So, you’ve made it to university. You attend your lectures (some of the time). You aim to go to the Library, but instead stay in and order Uber Eats. Treat yourself, you deserve it! (You tell yourself for the eighth time that week). Maybe you go out that night, but most probably not, it’s too cold and you have too much work to do. Well, you have three hours of stressing and procrastination scheduled for the pile of work you have to do. This cycle continues for the next 3+ years of your life. You come out of it with decent grades, mates and memories. But in any of that time did you actually take advantage of the biggest resource university has to offer?
You are surrounded by some of the world’s leading researchers in your field of interest. Yet, probability is, you have never thought of reaching out to them. You are currently immersed in a huge pool of knowledge and opportunities; essentially university is the largest networking opportunity of your life. It’s a very scary prospect, but I’m here to convince you that reaching out to academics is actually one of the most rewarding things you could do during your time at university.
The main concern that stops students from reaching out to academics is this misconception that academics view us as insignificant.
Academics do NOT think that you are insignificant.
Yes, academics are very busy, but you will find many love communicating with students who are interested in their research. I cannot guarantee that every academic you email will reply, but ask yourself, is it really the end of the world if an academic ghosts you? No, it’s not. I’m sure your pride can handle the hit.
Now we have calmed some initial worries. Here are my top reasons why you should forge relationships with academics.
Excellent work experience opportunities.
Hopefully the degree you are currently studying is the subject you want to pursue a career in. We have all seen that every job seems to require experience but gaining work experience seems an impossible task. Academics can help you gain this experience. In fact, I’ve known many students gain work experience with academics simply by emailing their interest. Some students go on to conduct their third-year projects and even PhDs with academics they worked with during the early years of their undergrad. So, this is not an opportunity to be missed!
Valuable advice and interesting research.
Obviously, not all academics will be in the position to provide you the opportunity to work alongside them. However, academics will be able to point you in the direction of interesting research, provide advice of how to gain placements and give you potential contacts. A lot of amazing research is conducted at our university, take an interest in it! Recently I had to work with a PhD student for a tutorial project and her research was fascinating. From this experience I have developed a personal interest in the area of Biology she studies. Communicating with academics can enlighten you on your own interests.
A friendly face!
Forging relationships with academic staff can really help you to feel at ease in university. The University of Manchester is a huge institution and it is easy to feel lost and insignificant in all that is going on, but communicating with academics can help you to focus yourself and feel more comfortable in the scary world of academia. In my first year I was lucky enough to go to South Africa studying Animal Behaviour. This was the first time I’d ever interacted with academic staff in such a casual way. All lecturers on the course were lovely and eager to talk about their research, lives and interests beyond university. I came away from the trip with lots of interesting and relevant advice, feeling much more confident in my own abilities and career path. To this day I will still strike up conversation when I see them around. Do not underestimate the power of having a friendly face to talk to!
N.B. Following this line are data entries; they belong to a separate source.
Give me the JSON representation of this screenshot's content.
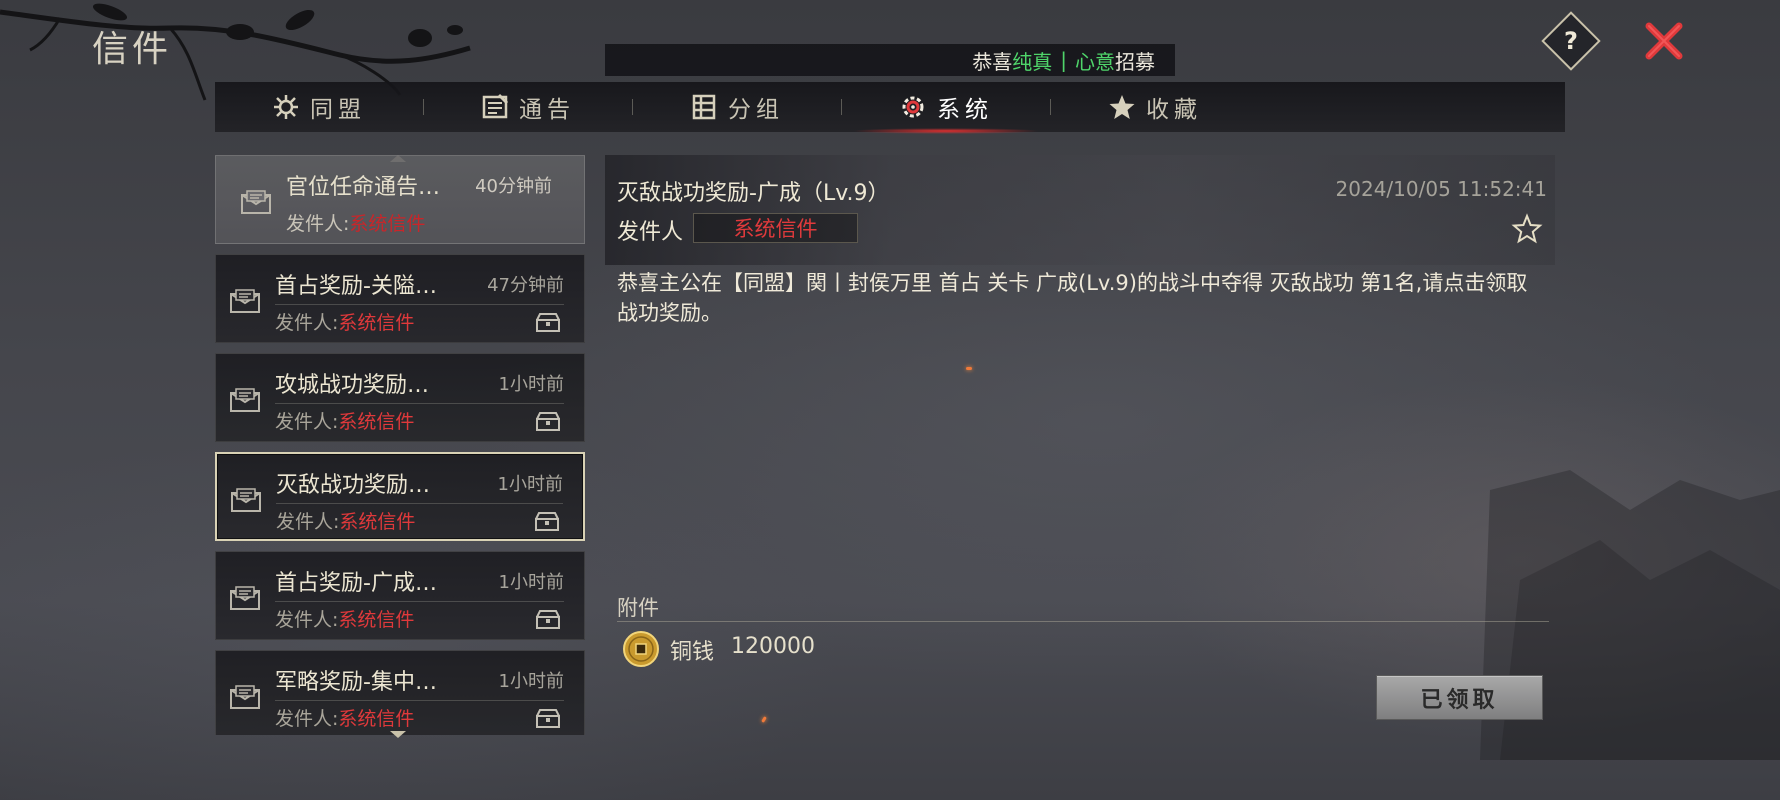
{
  "window": {
    "title": "信件"
  },
  "announcement": {
    "prefix": "恭喜",
    "name1": "纯真",
    "separator": "|",
    "name2": "心意",
    "suffix": "招募"
  },
  "tabs": [
    {
      "label": "同盟",
      "icon": "alliance-icon",
      "active": false
    },
    {
      "label": "通告",
      "icon": "announcement-icon",
      "active": false
    },
    {
      "label": "分组",
      "icon": "group-icon",
      "active": false
    },
    {
      "label": "系统",
      "icon": "gear-icon",
      "active": true
    },
    {
      "label": "收藏",
      "icon": "star-icon",
      "active": false
    }
  ],
  "mail_list": {
    "sender_prefix": "发件人:",
    "items": [
      {
        "title": "官位任命通告…",
        "time": "40分钟前",
        "sender": "系统信件",
        "read": true,
        "has_attachment": false
      },
      {
        "title": "首占奖励-关隘…",
        "time": "47分钟前",
        "sender": "系统信件",
        "read": false,
        "has_attachment": true
      },
      {
        "title": "攻城战功奖励…",
        "time": "1小时前",
        "sender": "系统信件",
        "read": false,
        "has_attachment": true
      },
      {
        "title": "灭敌战功奖励…",
        "time": "1小时前",
        "sender": "系统信件",
        "read": false,
        "has_attachment": true,
        "selected": true
      },
      {
        "title": "首占奖励-广成…",
        "time": "1小时前",
        "sender": "系统信件",
        "read": false,
        "has_attachment": true
      },
      {
        "title": "军略奖励-集中…",
        "time": "1小时前",
        "sender": "系统信件",
        "read": false,
        "has_attachment": true
      }
    ]
  },
  "detail": {
    "title": "灭敌战功奖励-广成（Lv.9）",
    "date": "2024/10/05 11:52:41",
    "sender_label": "发件人",
    "sender": "系统信件",
    "body": "恭喜主公在【同盟】関丨封侯万里 首占 关卡 广成(Lv.9)的战斗中夺得 灭敌战功 第1名,请点击领取战功奖励。",
    "attachment_label": "附件",
    "attachment": {
      "name": "铜钱",
      "quantity": "120000",
      "icon": "copper-coin-icon"
    },
    "claim_button": "已领取"
  },
  "colors": {
    "accent_red": "#e0393b",
    "highlight_green": "#4fd46a",
    "close_red": "#e0393b"
  }
}
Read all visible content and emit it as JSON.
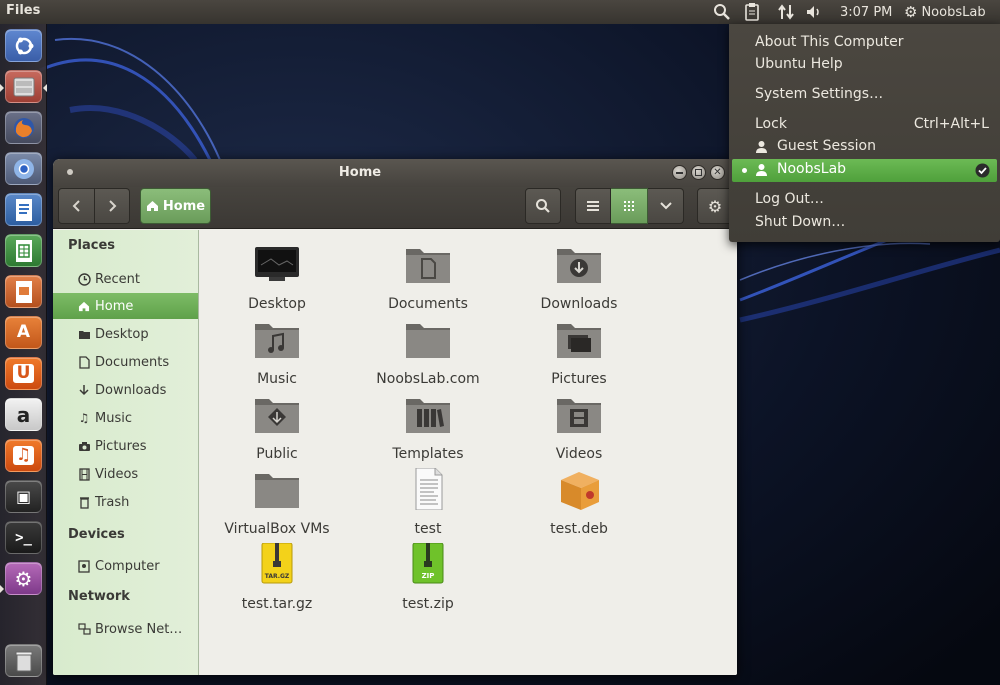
{
  "top_panel": {
    "app_title": "Files",
    "clock": "3:07 PM",
    "user": "NoobsLab",
    "icons": [
      "search-icon",
      "clipboard-icon",
      "network-icon",
      "volume-icon",
      "gear-icon"
    ]
  },
  "launcher": {
    "items": [
      "ubuntu-dash",
      "files",
      "firefox",
      "chromium",
      "writer",
      "calc",
      "impress",
      "software-center",
      "ubuntu-one",
      "amazon",
      "ubuntu-one-music",
      "steam",
      "terminal",
      "system-settings",
      "trash"
    ]
  },
  "window": {
    "title": "Home",
    "breadcrumb_home": "Home"
  },
  "sidebar": {
    "places_heading": "Places",
    "places": [
      {
        "label": "Recent",
        "icon": "clock-icon"
      },
      {
        "label": "Home",
        "icon": "home-icon"
      },
      {
        "label": "Desktop",
        "icon": "desktop-folder-icon"
      },
      {
        "label": "Documents",
        "icon": "document-icon"
      },
      {
        "label": "Downloads",
        "icon": "download-icon"
      },
      {
        "label": "Music",
        "icon": "music-icon"
      },
      {
        "label": "Pictures",
        "icon": "camera-icon"
      },
      {
        "label": "Videos",
        "icon": "film-icon"
      },
      {
        "label": "Trash",
        "icon": "trash-icon"
      }
    ],
    "devices_heading": "Devices",
    "devices": [
      {
        "label": "Computer",
        "icon": "drive-icon"
      }
    ],
    "network_heading": "Network",
    "network": [
      {
        "label": "Browse Net…",
        "icon": "network-icon"
      }
    ]
  },
  "files": [
    {
      "name": "Desktop",
      "icon": "desktop-folder-icon"
    },
    {
      "name": "Documents",
      "icon": "documents-folder-icon"
    },
    {
      "name": "Downloads",
      "icon": "downloads-folder-icon"
    },
    {
      "name": "Music",
      "icon": "music-folder-icon"
    },
    {
      "name": "NoobsLab.com",
      "icon": "folder-icon"
    },
    {
      "name": "Pictures",
      "icon": "pictures-folder-icon"
    },
    {
      "name": "Public",
      "icon": "public-folder-icon"
    },
    {
      "name": "Templates",
      "icon": "templates-folder-icon"
    },
    {
      "name": "Videos",
      "icon": "videos-folder-icon"
    },
    {
      "name": "VirtualBox VMs",
      "icon": "folder-icon"
    },
    {
      "name": "test",
      "icon": "text-file-icon"
    },
    {
      "name": "test.deb",
      "icon": "package-icon"
    },
    {
      "name": "test.tar.gz",
      "icon": "tar-archive-icon",
      "badge": "TAR.GZ"
    },
    {
      "name": "test.zip",
      "icon": "zip-archive-icon",
      "badge": "ZIP"
    }
  ],
  "session_menu": {
    "about": "About This Computer",
    "help": "Ubuntu Help",
    "settings": "System Settings…",
    "lock": "Lock",
    "lock_shortcut": "Ctrl+Alt+L",
    "guest": "Guest Session",
    "current_user": "NoobsLab",
    "logout": "Log Out…",
    "shutdown": "Shut Down…"
  },
  "colors": {
    "accent_green": "#6cba55",
    "panel_dark": "#3d3a35",
    "sidebar_bg": "#dcebd2"
  }
}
The long run.
University is just one stop on the long road of your career path. Make it count. The relationships you make here will be vital to you in your future studies and career trajectory. I know the future is scary to think about. However, having reliable contacts in your field of study will aid your future job hunting tremendously. Cut your future self some slack and start making these contacts now. Networking is a key skill you will need to practise while at university, do not wait until third year to do so!
Hopefully, now you are going to put in the effort to reach out to academics. I’ve found that all staff at the University of Manchester are lovely people, as long as you are professional, polite and patient nothing will go wrong!
Our academic teaching staff are committed to making sure that you have an outstanding academic experience and that you are well supported. So that you understand what you can expect from us, we’ve recently published our Statement of Teaching Expectations.
If you are worried about how to initially reach out, take a look at content ambassador Laura’s article on how to write an academic email.